“Nothing ventured, nothing gained.”
This common proverb argues that one cannot expect to achieve anything without taking some risk. The amount of risk one is comfortable with differs from person to person. However, if the thing at risk is the retirement savings of thousands of public school teachers, it would be wise that managers of these teachers’ money take as few risks as possible.
Unfortunately, these managers are going in the opposite direction and placing riskier and riskier bets in order to finance teacher pension obligations. As my colleague James Shuls and I point out in our new essay, “Betting on the Big Returns: How Missouri Teacher Pension Plans Have Shifted to Riskier Assets,” each of Missouri’s public teacher pension plans have moved away from investing in safer assets such as fixed-income securities and toward riskier investments such as equities and various alternative assets.

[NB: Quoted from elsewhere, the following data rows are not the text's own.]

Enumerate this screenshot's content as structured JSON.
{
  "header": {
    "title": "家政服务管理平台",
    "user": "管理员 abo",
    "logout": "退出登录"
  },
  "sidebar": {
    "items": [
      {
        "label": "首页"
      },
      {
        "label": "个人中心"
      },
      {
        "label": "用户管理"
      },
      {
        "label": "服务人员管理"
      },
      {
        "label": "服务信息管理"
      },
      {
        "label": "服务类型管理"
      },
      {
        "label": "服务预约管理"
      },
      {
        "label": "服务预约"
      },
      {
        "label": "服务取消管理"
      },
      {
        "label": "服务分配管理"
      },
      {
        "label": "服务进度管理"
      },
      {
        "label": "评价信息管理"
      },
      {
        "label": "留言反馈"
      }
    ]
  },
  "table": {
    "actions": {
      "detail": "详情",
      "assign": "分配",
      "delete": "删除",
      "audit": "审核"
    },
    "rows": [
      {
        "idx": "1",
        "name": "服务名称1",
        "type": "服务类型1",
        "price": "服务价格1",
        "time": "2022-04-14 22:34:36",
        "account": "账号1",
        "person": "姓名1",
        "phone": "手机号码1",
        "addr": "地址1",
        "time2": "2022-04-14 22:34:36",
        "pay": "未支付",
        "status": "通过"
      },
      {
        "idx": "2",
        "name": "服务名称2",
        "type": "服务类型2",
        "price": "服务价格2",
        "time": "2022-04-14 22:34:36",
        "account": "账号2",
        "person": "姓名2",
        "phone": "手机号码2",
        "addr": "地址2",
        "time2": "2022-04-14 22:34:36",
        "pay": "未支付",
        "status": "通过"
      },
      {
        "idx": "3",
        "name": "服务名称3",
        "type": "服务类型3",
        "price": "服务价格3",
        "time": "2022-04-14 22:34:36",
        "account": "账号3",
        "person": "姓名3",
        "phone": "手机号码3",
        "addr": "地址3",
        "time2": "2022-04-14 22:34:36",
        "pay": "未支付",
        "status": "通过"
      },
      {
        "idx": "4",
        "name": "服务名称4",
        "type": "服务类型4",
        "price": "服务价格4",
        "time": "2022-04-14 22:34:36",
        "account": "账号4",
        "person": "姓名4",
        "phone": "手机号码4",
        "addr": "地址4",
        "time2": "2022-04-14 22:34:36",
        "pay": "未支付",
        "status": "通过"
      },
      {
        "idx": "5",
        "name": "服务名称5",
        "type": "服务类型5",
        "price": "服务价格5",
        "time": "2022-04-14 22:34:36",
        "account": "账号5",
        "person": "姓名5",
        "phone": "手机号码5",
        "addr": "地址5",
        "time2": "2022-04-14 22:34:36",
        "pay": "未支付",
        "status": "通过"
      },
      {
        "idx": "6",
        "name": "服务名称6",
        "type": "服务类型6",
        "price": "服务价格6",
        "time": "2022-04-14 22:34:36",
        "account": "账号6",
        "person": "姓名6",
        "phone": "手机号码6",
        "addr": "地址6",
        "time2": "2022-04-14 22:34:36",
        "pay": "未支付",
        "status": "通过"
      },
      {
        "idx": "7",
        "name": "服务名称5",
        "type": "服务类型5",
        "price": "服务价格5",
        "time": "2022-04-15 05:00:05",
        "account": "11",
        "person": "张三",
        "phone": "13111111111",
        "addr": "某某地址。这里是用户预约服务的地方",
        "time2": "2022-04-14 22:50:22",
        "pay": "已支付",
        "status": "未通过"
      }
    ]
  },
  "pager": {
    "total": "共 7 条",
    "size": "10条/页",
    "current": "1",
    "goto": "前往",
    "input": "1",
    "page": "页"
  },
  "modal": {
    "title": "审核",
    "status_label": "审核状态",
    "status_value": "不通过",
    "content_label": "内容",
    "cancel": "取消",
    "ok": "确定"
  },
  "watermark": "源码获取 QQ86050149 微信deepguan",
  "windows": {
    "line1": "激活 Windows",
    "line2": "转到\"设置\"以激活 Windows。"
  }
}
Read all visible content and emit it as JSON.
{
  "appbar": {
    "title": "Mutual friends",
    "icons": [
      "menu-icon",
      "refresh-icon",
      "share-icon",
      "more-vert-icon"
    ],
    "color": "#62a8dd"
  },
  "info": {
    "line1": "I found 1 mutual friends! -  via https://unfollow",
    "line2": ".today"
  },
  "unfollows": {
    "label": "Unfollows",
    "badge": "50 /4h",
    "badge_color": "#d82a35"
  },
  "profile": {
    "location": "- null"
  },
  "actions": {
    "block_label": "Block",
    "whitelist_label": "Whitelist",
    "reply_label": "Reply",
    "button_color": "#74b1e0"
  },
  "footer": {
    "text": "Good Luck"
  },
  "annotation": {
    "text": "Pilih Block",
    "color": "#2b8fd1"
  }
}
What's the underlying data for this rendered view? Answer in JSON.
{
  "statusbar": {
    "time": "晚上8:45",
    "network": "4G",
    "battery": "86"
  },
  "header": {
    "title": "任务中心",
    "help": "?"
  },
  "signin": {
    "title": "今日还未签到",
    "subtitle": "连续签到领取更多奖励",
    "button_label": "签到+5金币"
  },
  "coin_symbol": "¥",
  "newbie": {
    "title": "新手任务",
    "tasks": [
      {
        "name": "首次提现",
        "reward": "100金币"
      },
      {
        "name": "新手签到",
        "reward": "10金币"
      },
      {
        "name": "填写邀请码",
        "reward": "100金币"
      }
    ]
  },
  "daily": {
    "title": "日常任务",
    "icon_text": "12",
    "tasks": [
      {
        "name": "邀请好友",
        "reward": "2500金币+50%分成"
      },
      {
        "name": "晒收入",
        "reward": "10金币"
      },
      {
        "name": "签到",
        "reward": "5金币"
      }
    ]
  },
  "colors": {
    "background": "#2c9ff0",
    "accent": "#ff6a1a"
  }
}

As we state in the paper, more risk isn’t inherently a bad thing since investors are compensated for that risk with higher returns. Still, what will happen to taxpayers if some of these risky assets fail to deliver as expected? James and I cover this and more in our paper, so please give it a look.